It’s now been about two and a half months since I was given notice and decided to blog about my job search. This is update number 4 (update 2, update 3) and still no job but I also still have two months left. I’m starting to get fewer We can’t wait that long and more The hiring process will take long enough it shouldn’t matter.
I have been learning a bit so far though. Both from interviewing (more remembering old advice there but still) and from helping a friend with his resume. He was getting some advice from someone and I was helping him work through it.
- If the job doesn’t sound all that great to you the interviewers are probably going to notice and will probably not want to hire you. I’m not saying don’t take the interview though, you never know it may turn out far better than you think it will.
- The corollary to that is something my wife (who is amazing at interviewing) once told me. If you want a job, you are really excited about that job, tell them. Excitement will come across in the interview anyway, (just like the lack of it will), but if you want the job, tell them you want the job. If nothing else this tells the hiring people that you’ll come to work excited, rather than just oh well, another day at the grind.
- Your resume shouldn’t have fluf. Every word in your resume should have a purpose.
- Your resume should be directed to the job you want. It’s all well and good to talk about your experience doing backups, but if you are applying for a management position it’s not the most important thing. The part of your resume talking about your leadership skills should be longer than the bit talking about DBA skills. Even if you’ve done less of it. I’m not saying to exaggerate, I’m saying be more detailed. Also list those skills first.
So for example let’s say you have 5 sentences talking about your current job. If you are applying as a manager make three of them about management skills, put those first, and then the other two can cover your DBA skills.
- It’s ok to have multiple resumes. If you want to apply for both management and DBA jobs (and there is nothing wrong with doing that) then have one resume tailored for management and the other DBA jobs. Again, we aren’t lying, or even exaggerating. Just emphasizing.

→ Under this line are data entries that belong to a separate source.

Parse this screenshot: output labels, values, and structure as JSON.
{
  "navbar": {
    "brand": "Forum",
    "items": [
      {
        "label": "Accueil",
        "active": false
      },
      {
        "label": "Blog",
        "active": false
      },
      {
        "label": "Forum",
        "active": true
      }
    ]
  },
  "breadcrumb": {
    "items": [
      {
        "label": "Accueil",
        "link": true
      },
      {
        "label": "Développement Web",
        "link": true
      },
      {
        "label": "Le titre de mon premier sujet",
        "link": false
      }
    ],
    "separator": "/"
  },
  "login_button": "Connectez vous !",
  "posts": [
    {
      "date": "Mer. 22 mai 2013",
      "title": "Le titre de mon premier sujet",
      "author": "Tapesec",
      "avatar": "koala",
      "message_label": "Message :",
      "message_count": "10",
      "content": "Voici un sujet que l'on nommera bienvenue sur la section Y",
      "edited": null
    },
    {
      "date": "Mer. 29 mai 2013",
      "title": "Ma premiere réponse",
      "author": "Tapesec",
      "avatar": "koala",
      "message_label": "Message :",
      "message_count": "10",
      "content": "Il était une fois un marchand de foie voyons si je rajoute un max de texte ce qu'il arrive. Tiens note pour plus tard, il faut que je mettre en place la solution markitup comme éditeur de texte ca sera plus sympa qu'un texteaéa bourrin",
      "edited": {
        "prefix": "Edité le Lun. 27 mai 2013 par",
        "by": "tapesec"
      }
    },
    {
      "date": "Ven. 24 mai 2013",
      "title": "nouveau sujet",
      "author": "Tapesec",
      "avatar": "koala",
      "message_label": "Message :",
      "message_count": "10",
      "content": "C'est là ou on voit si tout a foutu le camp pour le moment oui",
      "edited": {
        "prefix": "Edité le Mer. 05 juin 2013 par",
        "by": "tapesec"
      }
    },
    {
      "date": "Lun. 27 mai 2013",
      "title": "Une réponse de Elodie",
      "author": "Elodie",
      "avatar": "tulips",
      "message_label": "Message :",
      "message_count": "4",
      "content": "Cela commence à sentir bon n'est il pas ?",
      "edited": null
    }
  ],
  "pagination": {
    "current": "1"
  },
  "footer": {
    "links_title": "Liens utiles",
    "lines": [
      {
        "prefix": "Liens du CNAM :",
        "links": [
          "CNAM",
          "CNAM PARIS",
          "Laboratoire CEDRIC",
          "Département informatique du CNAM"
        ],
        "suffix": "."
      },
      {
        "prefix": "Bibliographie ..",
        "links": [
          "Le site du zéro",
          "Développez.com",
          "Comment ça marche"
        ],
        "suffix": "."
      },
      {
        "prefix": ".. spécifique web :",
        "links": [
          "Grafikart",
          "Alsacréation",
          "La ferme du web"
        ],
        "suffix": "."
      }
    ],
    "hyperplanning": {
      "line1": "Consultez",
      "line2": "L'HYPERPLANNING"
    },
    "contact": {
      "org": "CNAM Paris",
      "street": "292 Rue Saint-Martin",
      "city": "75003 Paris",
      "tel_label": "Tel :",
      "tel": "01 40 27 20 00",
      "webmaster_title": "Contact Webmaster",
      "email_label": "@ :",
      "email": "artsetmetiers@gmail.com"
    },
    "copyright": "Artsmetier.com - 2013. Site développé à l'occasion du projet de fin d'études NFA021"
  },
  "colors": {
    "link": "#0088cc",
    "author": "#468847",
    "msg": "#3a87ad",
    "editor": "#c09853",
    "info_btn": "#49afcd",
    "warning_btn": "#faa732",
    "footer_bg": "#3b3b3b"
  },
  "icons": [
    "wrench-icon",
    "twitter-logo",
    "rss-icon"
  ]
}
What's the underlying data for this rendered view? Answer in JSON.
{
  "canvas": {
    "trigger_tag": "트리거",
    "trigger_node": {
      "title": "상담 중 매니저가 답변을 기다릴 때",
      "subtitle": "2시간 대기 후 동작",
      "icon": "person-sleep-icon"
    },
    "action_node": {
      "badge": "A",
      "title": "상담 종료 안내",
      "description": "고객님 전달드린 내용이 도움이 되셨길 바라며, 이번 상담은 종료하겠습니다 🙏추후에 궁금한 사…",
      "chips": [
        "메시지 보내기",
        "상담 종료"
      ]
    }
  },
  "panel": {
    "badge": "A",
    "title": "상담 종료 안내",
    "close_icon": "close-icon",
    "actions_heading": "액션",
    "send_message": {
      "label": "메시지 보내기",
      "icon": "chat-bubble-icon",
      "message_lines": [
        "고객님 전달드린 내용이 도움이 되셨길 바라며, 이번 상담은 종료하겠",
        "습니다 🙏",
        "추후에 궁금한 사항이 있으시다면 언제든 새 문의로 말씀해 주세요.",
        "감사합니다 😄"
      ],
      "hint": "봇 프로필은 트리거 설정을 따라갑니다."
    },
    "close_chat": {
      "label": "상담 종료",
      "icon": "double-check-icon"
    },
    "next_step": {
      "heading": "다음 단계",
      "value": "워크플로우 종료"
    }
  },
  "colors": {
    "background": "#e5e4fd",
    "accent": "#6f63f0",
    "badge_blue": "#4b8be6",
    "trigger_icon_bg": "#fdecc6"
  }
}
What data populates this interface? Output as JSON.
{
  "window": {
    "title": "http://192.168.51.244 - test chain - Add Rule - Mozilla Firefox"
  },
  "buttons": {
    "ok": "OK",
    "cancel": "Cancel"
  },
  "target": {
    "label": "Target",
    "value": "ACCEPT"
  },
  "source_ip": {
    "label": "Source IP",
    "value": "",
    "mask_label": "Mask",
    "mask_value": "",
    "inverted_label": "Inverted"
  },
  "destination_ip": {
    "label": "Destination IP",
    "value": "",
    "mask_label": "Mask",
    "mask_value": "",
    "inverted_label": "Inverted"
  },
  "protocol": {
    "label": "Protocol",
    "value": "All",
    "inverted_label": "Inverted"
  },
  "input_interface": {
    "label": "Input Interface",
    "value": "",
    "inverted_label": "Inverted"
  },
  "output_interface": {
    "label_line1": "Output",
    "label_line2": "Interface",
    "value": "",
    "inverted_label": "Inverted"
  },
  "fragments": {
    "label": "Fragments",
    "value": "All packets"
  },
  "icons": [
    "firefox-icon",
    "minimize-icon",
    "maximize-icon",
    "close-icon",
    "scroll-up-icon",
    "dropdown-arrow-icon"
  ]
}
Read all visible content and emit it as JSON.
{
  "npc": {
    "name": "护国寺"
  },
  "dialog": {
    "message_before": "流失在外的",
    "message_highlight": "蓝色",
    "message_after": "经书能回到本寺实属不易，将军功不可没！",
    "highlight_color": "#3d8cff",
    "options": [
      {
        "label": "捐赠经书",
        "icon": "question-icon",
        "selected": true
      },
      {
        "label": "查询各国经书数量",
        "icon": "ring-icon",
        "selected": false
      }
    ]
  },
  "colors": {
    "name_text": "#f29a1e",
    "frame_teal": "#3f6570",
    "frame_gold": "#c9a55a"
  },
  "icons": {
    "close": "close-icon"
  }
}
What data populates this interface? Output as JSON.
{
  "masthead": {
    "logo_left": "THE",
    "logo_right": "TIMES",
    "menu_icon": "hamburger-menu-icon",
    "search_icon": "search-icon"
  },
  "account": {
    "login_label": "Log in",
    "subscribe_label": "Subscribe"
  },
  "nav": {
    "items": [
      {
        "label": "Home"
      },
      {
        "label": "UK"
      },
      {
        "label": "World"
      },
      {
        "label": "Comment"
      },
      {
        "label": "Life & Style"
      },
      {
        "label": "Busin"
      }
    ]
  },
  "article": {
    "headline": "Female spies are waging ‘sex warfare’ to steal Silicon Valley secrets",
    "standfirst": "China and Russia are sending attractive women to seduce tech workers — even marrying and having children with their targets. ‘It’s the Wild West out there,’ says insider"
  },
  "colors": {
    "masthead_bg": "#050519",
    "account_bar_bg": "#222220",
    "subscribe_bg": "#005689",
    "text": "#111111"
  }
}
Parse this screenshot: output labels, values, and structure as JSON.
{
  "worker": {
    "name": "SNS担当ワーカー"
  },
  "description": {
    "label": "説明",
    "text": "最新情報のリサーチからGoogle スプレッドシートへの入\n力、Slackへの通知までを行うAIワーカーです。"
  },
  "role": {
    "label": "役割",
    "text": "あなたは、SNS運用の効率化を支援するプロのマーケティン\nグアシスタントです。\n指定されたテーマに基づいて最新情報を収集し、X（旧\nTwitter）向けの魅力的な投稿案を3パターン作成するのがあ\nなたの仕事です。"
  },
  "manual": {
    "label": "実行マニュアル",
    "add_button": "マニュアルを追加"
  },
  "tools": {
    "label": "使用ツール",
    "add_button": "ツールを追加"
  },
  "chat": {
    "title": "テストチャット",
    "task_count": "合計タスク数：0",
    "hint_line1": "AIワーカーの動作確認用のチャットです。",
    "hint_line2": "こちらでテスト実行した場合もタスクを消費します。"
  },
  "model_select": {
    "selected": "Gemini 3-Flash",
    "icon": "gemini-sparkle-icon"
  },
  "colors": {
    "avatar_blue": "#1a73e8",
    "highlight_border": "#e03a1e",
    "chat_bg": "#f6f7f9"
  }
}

- Take notes! This one is super important. Unless you have a fantastic memory and/or plan on only going on one interview you are going to need notes. I started a OneNote notebook with notes on each job, including a link back to the job posting, how much do they pay, notes on benefits, vacation, etc. I also made a note on each interview I’ve done so far, who it was with, what I thought of them, what I think of the company etc. I then review those notes (and the job posting) before any subsequent interviews. This has the added benefit of telling me if I’m getting submitted to the same place twice. It hasn’t happened yet this time but I’ve had it happen to me in the past.
- Keep a list of the recruiters too and which jobs they’ve sent you on along with anything you might think about them. There is nothing wrong about calling a recruiter every now and again and see if anything new has come up. Historically I’ve made a point of calling each recruiter at least once a week. I can’t tell you how they feel about it but it makes me feel better.
- Networking is everything. I know you probably hear this all the time but it’s really true. More than half of the interviews I’ve been on so far have been entirely through networking. I’ve literally had people come to me saying Joe Smith commented to us that you are looking for work, do you have time to talk about job xyz?
If there’s anything I didn’t cover that you’d like to ask about feel free. If you want to leave a comment or hit me up on twitter I’ll do my best to answer whatever I can. Also, I’m curious if you think these are helpful or not? The idea was to help other people who are looking for a job, or might be in the future get some ideas for themselves.